Cucina is putting some very nice work into this.

Resurrection #3

Written by Marc Guggenheim
Art by Justin Greenwood and Robbi Rodriguez

This issue of Resurrection has two stories, both related to the question of succession of the office of the President, and Paul Dolan's power play in the wake of the alien invasion. The mystery of what is being guarded in the bank deepens some, and Sarah and Ben pick up new allies.

Guggenheim doesn't seem to be packing as much story into this volume of Resurrection, when compared to the first volume, but he is taking his time to develop his story in such a way as to build interest. Where the first series had more of a road movie quality to it, this one is setting up shop for the long run. It's a good book.

Young Liars #18

by David Lapham
Anyone who looks over this blog can tell that I read a lot of Vertigo books, and that I tend to enjoy them quite a bit. Much of what they publish falls into a couple of categories - the dark fantasy sub-genre seems to be their money maker, but they are more than willing to support historical fiction, dystopian science fiction, and some books that don't really fit any easy description.

Young Liars is of that type - there is no easy way to explain this comic. It has been a non-stop ride of betrayals, twists, alien spiders from Mars, and a lot of insanity. This is the final issue of this series, and I'm not sure I can tell you what this book was all about. There were a few times when I thought I had a handle on it, but then everything would change, and I'd be left feeling clueless again. This last issue does that to me three times. And that's why I'm going to miss this comic so much.

There are very few books on the stands that aren't predictable. That's not always a bad thing - many critics would say that's exactly why comic fans read them.
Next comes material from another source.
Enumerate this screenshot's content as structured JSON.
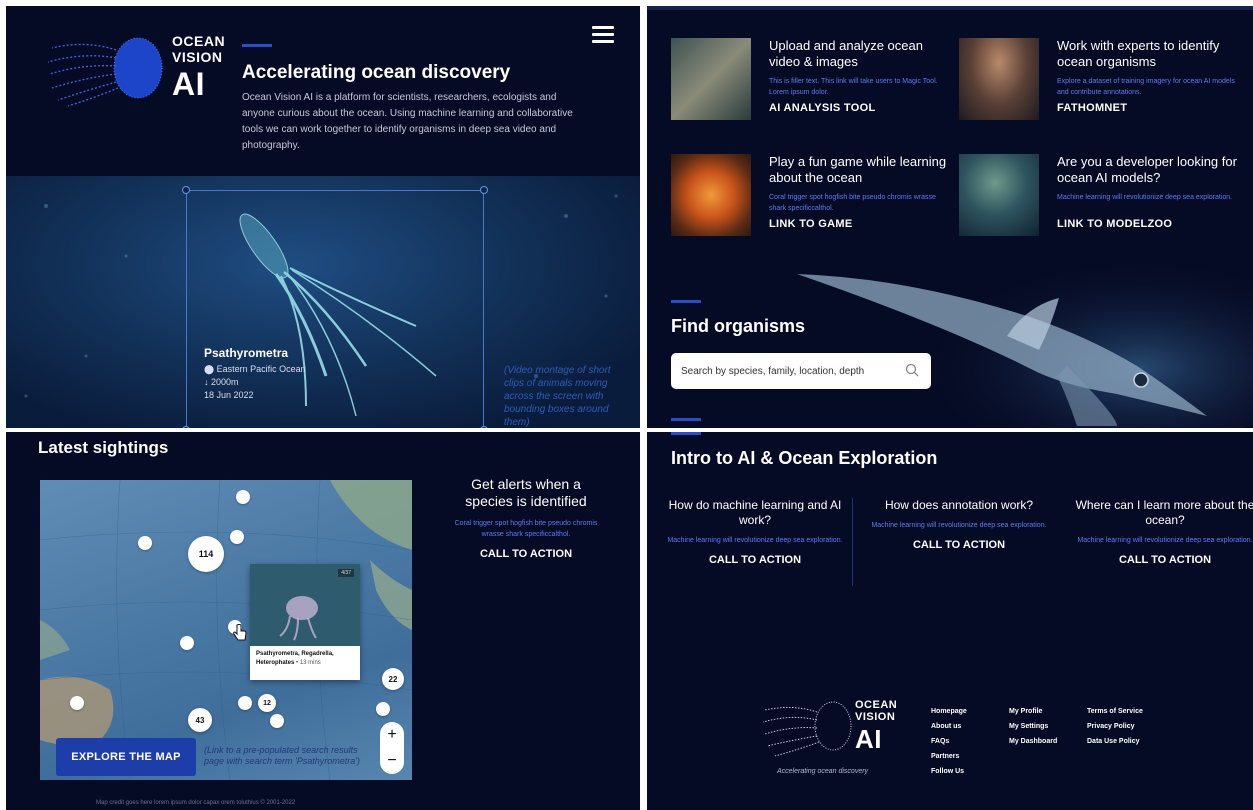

Even when plot intricacies in monthly comics are unpredictable, they are usually entrenched in genre conventions, so while you can be surprised (Norman Osborn is the new Tony Stark?!?), and the status quo can be upset for a while, you know that you will eventually return to familiar ground.

Not so with this book. Lapham has put this story through so many twists, that it is almost impossible to map it. And that, to me, was the greatest strength of this book, followed closely by his dynamic and entertaining artwork. I'm not surprised that this book didn't last - it's a little too different for the comic-buying public, I'm very grateful that it got 18 issues, and that Lapham was able to give the book an ending (even if I didn't really get all the ramifications of it). I know that this review is not going to encourage anyone to go out and pick up the trade (Buy it! You'll be confused!), I hope that it has some kind of continued existence in the trade market, and that Lapham's given the chance to run wild with his imagination again sometime soon.
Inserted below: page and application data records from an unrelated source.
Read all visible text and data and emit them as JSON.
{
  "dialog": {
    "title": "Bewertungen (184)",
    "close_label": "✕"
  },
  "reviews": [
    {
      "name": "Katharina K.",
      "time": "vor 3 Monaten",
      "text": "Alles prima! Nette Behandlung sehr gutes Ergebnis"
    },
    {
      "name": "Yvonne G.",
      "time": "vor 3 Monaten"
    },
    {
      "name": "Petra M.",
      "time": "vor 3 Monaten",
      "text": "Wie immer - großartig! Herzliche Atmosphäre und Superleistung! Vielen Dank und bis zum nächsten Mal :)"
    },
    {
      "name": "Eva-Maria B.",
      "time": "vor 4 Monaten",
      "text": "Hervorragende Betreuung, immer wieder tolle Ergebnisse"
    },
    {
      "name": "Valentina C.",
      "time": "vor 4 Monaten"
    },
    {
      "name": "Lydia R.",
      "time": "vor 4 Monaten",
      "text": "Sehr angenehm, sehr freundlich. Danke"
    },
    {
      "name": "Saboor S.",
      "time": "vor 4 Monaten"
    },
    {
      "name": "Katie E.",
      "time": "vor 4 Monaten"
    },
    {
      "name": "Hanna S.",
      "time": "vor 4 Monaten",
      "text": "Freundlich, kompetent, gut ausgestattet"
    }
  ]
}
Wednesday, September 2, 2009

Proof #23

Written by Alex Grecian
Art by Riley Rossmo

The 'Julia' arc wraps up in this issue, and it's probably the best single issue of Proof to come out this year. I was surprised last month that there would be another issue to this storyline - it seemed like things were being padded a little, but then this month, the creators provide a conclusion to their story that is pitch perfect in its depiction of the different characters' emotional states, both in the past and in the present.

The nicest part of the book is in the shift in who Proof is narrating his story to. I hadn't seen that coming, but I felt that it was a very fitting way to end things. Also, this issue captured better than any other in the series the conflict between Proof's all too human emotions and his non-human provenance. In many ways, he's more human than the average person, and that comes across in this issue.

This book ends off with a text piece on the real-life story of Julia Pastrana, which is not all that different from what is portrayed in this comic. I hadn't realized that she had been a real person, and the well-researched and explained article about her makes me want to start back at the beginning of the arc, and read it all through again.

Sometimes I question where this book is going, but issues like this one make certain that I'm going to stick around as a loyal reader each month.